If a line in the records below holds the string "data", count it, and state only the final count.

━━ INFORMATION GIVEN

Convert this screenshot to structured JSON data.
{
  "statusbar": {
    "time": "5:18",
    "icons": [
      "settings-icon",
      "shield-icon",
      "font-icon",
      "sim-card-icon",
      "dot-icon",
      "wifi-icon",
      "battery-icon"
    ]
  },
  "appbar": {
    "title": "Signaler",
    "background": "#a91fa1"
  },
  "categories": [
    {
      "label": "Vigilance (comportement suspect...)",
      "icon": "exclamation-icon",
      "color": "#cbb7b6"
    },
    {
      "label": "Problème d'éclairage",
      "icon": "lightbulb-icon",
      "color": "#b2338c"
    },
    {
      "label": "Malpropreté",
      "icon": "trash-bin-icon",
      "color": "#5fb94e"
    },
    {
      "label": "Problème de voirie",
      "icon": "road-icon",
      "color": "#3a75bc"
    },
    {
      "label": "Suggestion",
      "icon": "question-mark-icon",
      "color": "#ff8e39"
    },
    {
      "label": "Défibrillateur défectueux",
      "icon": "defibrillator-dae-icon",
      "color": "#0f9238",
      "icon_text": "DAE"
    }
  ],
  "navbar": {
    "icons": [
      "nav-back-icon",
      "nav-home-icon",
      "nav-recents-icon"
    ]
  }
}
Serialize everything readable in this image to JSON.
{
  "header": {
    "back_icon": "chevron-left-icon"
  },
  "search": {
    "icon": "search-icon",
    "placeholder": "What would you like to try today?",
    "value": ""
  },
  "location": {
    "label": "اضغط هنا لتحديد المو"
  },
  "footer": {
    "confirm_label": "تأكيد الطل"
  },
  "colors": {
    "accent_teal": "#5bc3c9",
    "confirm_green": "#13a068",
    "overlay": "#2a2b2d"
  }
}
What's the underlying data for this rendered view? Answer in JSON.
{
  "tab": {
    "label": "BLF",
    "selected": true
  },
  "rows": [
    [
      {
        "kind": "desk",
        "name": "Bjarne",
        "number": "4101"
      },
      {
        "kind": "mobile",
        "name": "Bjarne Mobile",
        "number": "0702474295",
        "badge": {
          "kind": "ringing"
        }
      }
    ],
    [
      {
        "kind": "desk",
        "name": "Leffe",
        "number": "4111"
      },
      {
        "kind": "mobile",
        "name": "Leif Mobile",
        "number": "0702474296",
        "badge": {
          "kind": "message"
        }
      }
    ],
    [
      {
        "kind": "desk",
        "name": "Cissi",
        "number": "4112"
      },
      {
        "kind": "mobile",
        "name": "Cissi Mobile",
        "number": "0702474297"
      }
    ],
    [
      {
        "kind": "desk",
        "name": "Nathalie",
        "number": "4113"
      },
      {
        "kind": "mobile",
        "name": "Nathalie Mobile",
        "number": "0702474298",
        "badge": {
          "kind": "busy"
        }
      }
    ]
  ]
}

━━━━

▸ EXPECTED OUTPUT
2